> [Raw data]
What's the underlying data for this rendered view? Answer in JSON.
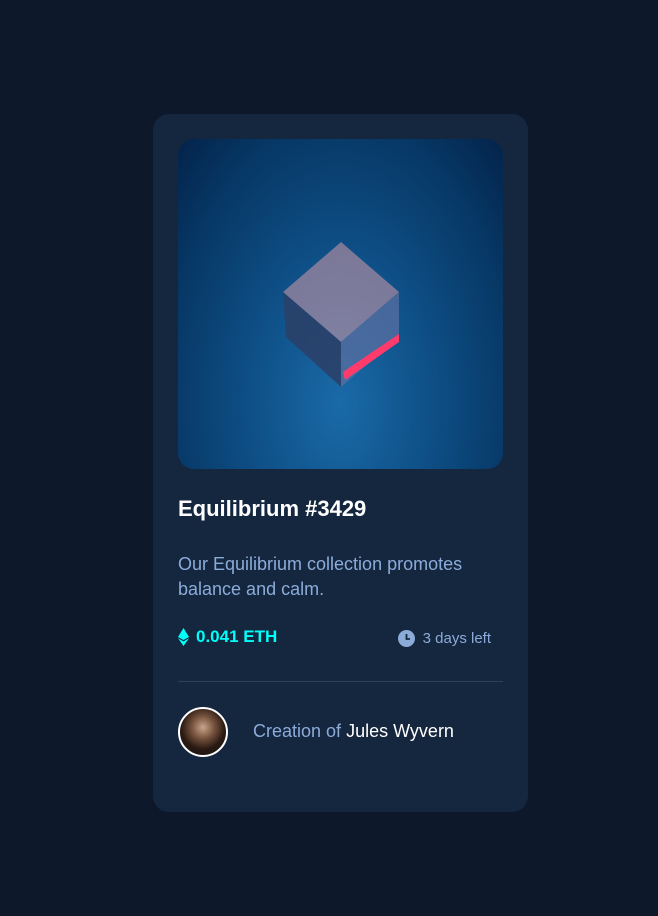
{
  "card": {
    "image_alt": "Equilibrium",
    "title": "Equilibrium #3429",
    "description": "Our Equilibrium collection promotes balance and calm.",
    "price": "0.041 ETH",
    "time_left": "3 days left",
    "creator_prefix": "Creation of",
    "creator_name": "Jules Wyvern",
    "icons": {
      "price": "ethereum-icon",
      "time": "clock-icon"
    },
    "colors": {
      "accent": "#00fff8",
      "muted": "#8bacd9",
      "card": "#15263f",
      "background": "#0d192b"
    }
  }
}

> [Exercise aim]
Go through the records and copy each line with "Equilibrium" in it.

> [Exercise solution]
    "image_alt": "Equilibrium",
    "title": "Equilibrium #3429",
    "description": "Our Equilibrium collection promotes balance and calm.",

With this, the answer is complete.